You can explore a healing space, a consciously minimal home, a Wabi Sabi home, a peaceful haven, an industrial space or a colourful home. What unites all of the homes in this book is that they are truly unique and individual and, I would say, a little unexpected.
The homes that Anita visited certainly don’t look like the kind of homes that you would find on the pages of interiors magazines. They don’t all feature the latest trendy furniture and accessories. They are not all painted in Farrow & Ball’s most popular paint colours of the moment. They really are truly personal spaces that reflect their owners and I think this is what I liked about the book most. It’s not just pretty pictures designed to make us envious of how other people live. You can’t be envious of these homes as they are so personal to the people that live in them, that they probably wouldn’t work for anyone else.

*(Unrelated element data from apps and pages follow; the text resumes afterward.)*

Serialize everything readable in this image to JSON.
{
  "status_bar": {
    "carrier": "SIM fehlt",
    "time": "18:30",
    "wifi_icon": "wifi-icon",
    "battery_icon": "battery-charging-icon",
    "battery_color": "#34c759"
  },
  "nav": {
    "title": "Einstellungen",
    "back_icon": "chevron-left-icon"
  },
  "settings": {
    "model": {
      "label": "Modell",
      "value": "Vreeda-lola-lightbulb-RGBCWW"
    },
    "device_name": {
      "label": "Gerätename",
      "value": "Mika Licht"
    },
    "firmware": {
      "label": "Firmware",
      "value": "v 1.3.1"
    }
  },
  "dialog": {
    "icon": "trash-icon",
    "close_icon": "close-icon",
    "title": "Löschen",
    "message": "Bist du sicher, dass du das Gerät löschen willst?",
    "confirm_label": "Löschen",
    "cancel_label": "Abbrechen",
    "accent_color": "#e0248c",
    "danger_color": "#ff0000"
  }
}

Something else that was apparent from reading Home Life Around the World was that for nearly all of the people interviewed, home was somewhere that made them feel safe, comfortable, confident and where they could be totally themselves. Some of the people featured said that it’s the living things -people, pets and plants – that define their home and a couple said it was the energy inside your home that counts.
This book provides a really great insight into the values that support us emotionally and help us achieve a deeper sense of well-being in modern society.
I really enjoyed the format of Home Life Around the World, which is pretty much a transcript of the numerous interviews that Anita carried out with the homeowners. They shared so many personal stories and insights and as a reader I felt privileged to learn so much about them, the way that they viewed their home and what it means to them. They also shared some really great advice and for someone like me, who is still on that journey to discover my own personal style, this really helps to give me more confidence when it comes to creating my home.
I didn’t realise at first but Anita actually self-published this book. She conceived the project, conducted the research, planned the trip, contacted the participants, did all the interviews, shot the portraits of the homeowners and the interior images of their homes, wrote the book, designed and produced it, managed the entire project and self-published the book. And she even sold her own home to make all this possible! Now if that isn’t proof of what a passion project this was for Anita I don’t know what is.
Home Life Around the World immediately struck a chord with me, even before I had read it. When Anita contacted me and explained the concept behind the book I was excited to read it. When I lived in Bristol I used to walk to and from work every day even though it took me an hour (the traffic was so bad that it would take just as long to get the bus, so I figured I may as well get some exercise and save myself some money).
In the winter, when it was dark as I walked past the houses on my way home I would often glance into people’s windows and sneak a peak of what it was like inside their home. I know this makes me sound like a voyeuristic weirdo! But I really love seeing how people live and how they use the space inside their home.
I often thought about writing a book that featured quick snapshots through the window of how a family interacted with one another in the living room of an evening, or how a couple sat at the dining table together for their evening meal, or how a lone old man sat in his chair to read the newspaper by the fire. It just really intrigued me that all these people used their homes in very different ways.
Obviously I’d never be able to write such a book as spying on people through their windows is simply not acceptable. But Anita’s book perfectly captures the essence of what I was thinking (and it’s not done in a weird or creepy way lol!).
If you’re still looking for a present for someone special who has an interest in home interiors, then Home Life Around the World would be an excellent choice. And to prove it I’m going to leave you with some of my favourite quotes from the book.
If you’ve already read this book let me know what you thought? Or perhaps, having read this review you’re now considering this for your book list. Either way, I’d love to hear your feedback.